I’ve written – a lot – about how the most enduring legacy of Donald Trump’s presidency, whether it lasts four years or eight years, is his unapologetic assault on facts and the idea of truth. We have simply never had a president who says as many things that aren’t true as Donald Trump. Or a president who, once it’s clear what he’s saying isn’t accurate, takes such pleasure in repeating falsehoods.
Which brings me to The Washington Post Fact Checker’s running count of how many things Trump has said – since being sworn in on January 20, 2017, that are either misleading or totally untrue. And to these two sentences in particular: “As of day 558, he’s made 4,229 Trumpian claims — an increase of 978 in just two months. That’s an overall average of nearly 7.6 claims a day.”
The President of the United States is saying more than seven things that aren’t true a day. SEVEN.
And, what’s more, his tendency toward untruth is actually picking up steam. As WaPo’s Glenn Kessler, Salvador Rizzo and Meg Kelly note, Trump was averaging less than five false or misleading claims in his first 100 days. (Only five!) But, between June and July Trump is averaging – averaging – 16 falsehoods a day. (As a thought experiment, try to lie – or misrepresent – 16 times tomorrow. I bet you can’t.)
It’s not just the raw numbers either. Trump has ramped up his disdain and dismissiveness of all forms of communication that don’t originate with him. “Just remember, what you are seeing and what you are reading is not what’s happening,” Trump said earlier this month. “Just stick with us, don’t believe the crap you see from these people, the fake news.” On Tuesday, at a campaign rally in Tampa, Florida, Trump said: “You know, polls are fake, just like everything else.”
That message is getting through. According to a CBS News poll released earlier this week, 91% of strong Trump supporters say they trust the President to provide them accurate information while 63% say they trust their family and friends to do the same. Just 11% of them trust the mainstream media to provide accurate information.

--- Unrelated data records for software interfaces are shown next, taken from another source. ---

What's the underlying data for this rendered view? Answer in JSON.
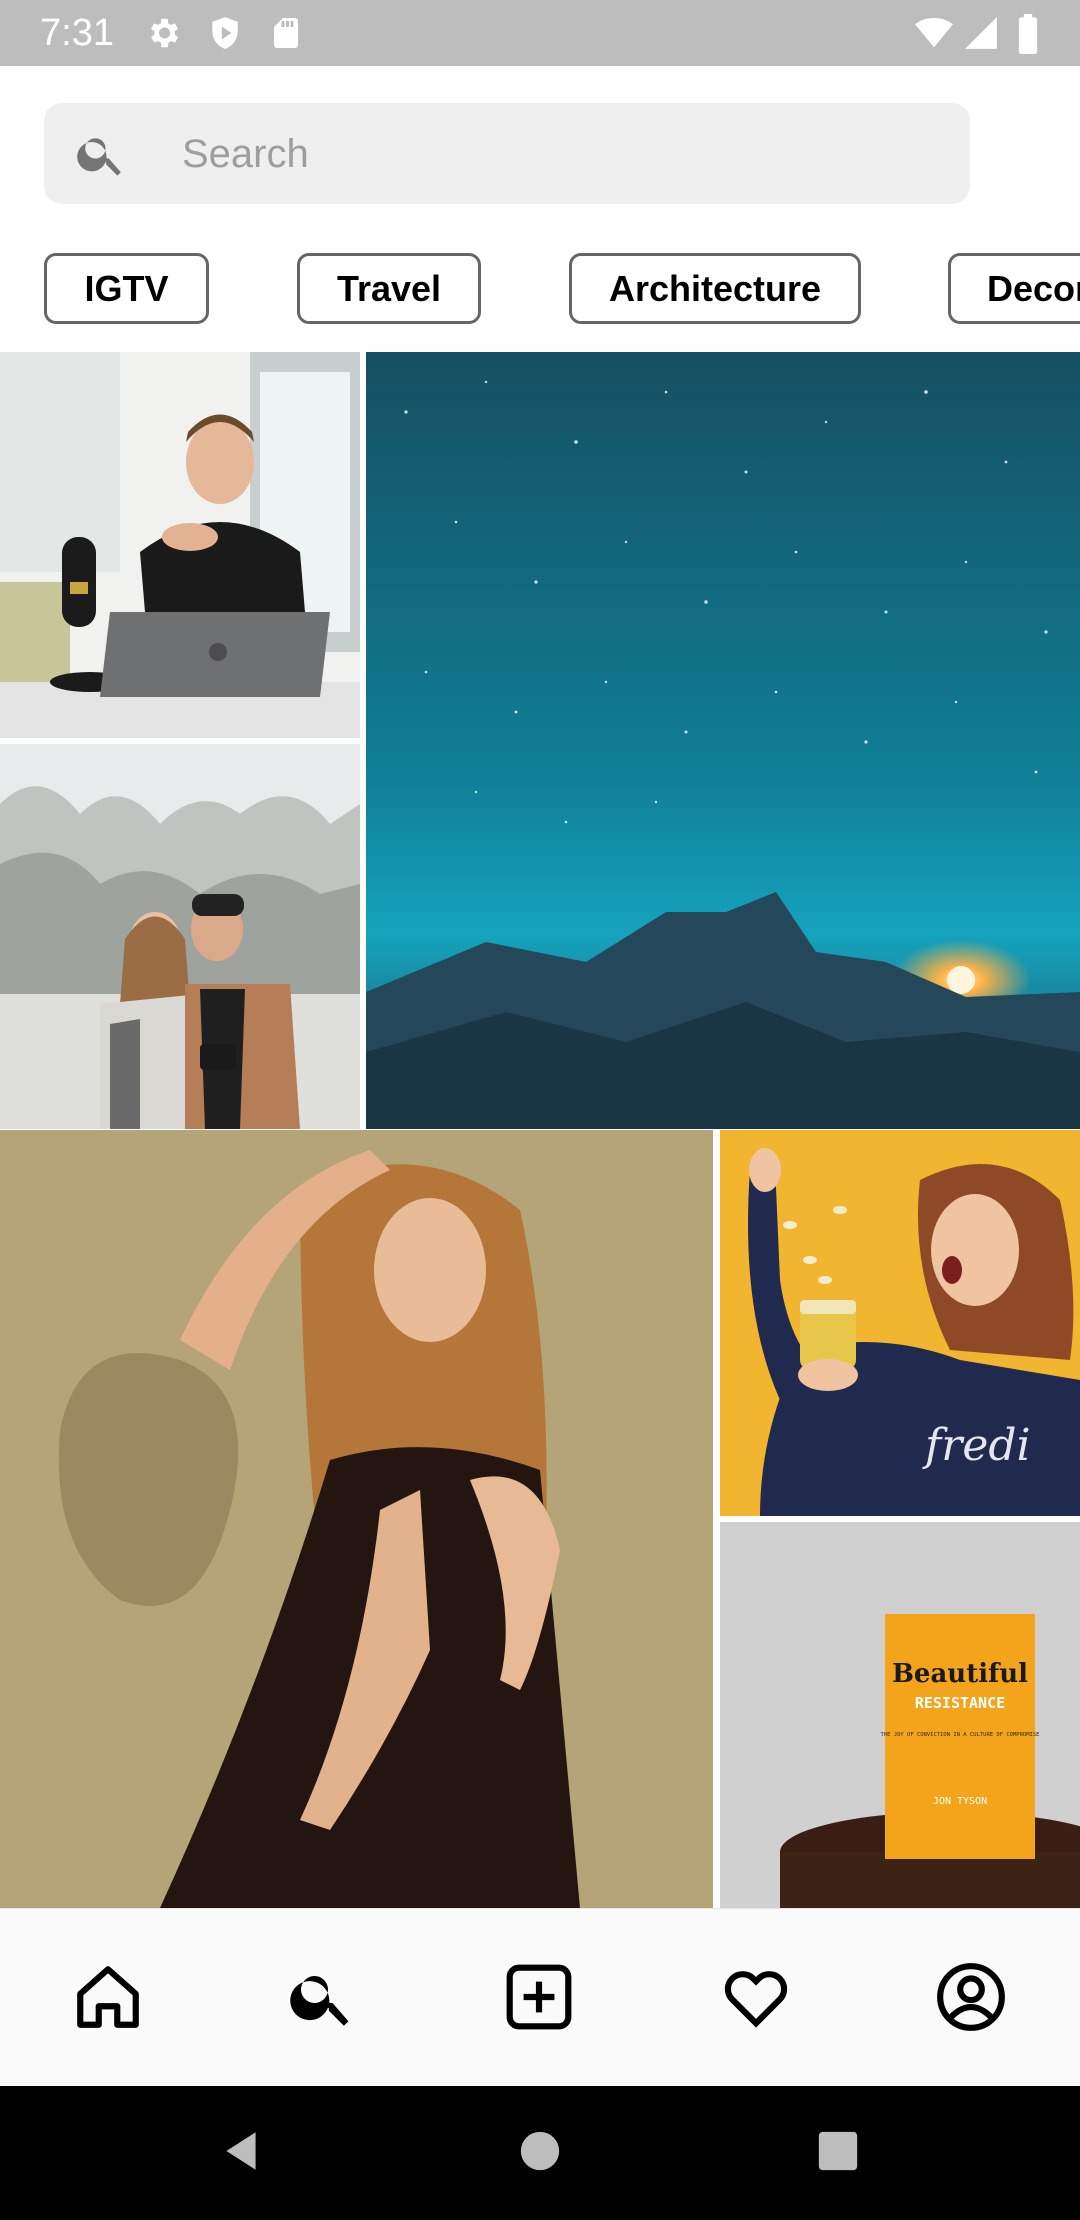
{
  "status_bar": {
    "time": "7:31",
    "left_icons": [
      "gear-icon",
      "play-protect-icon",
      "sd-card-icon"
    ],
    "right_icons": [
      "wifi-icon",
      "signal-icon",
      "battery-icon"
    ],
    "background": "#bdbdbd"
  },
  "search": {
    "placeholder": "Search",
    "icon": "search-icon"
  },
  "chips": [
    {
      "label": "IGTV"
    },
    {
      "label": "Travel"
    },
    {
      "label": "Architecture"
    },
    {
      "label": "Decor"
    }
  ],
  "grid": {
    "photos": [
      {
        "name": "photo-man-with-microphone",
        "description_colors": [
          "#f2f2f2",
          "#1b1b1b"
        ]
      },
      {
        "name": "photo-starry-sky-half-dome",
        "description_colors": [
          "#0f6b80",
          "#1a3a4a"
        ]
      },
      {
        "name": "photo-couple-in-snow",
        "description_colors": [
          "#e9ecec",
          "#6b6b6b"
        ]
      },
      {
        "name": "photo-woman-long-hair",
        "description_colors": [
          "#b7a47a",
          "#1c0f0d"
        ]
      },
      {
        "name": "photo-woman-with-jar",
        "description_colors": [
          "#f2b530",
          "#1f2a4a"
        ]
      },
      {
        "name": "photo-book-beautiful-resistance",
        "description_colors": [
          "#cfcfcf",
          "#f3a21b"
        ]
      }
    ],
    "book_title": "Beautiful",
    "book_subtitle": "RESISTANCE",
    "book_tagline": "THE JOY OF CONVICTION IN A CULTURE OF COMPROMISE",
    "book_author": "JON TYSON",
    "shirt_text": "fredi"
  },
  "bottom_nav": {
    "items": [
      {
        "icon": "home-icon"
      },
      {
        "icon": "search-icon"
      },
      {
        "icon": "add-post-icon"
      },
      {
        "icon": "heart-icon"
      },
      {
        "icon": "profile-icon"
      }
    ]
  },
  "system_nav": {
    "items": [
      {
        "icon": "back-icon"
      },
      {
        "icon": "home-circle-icon"
      },
      {
        "icon": "recents-icon"
      }
    ]
  }
}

The problem here is clear: Lots and lots of Americans are getting their “facts” from a person whose disdain for facts is unparalleled in American political history. And whatever Trump says is being amplified – almost entirely without context or questioning – by Fox News, ensuring that millions and millions of people are living in a universe composed of “alternative facts.”
The Point: This set of facts might depress you. It should. But it should scare you – no matter your political leanings – even more.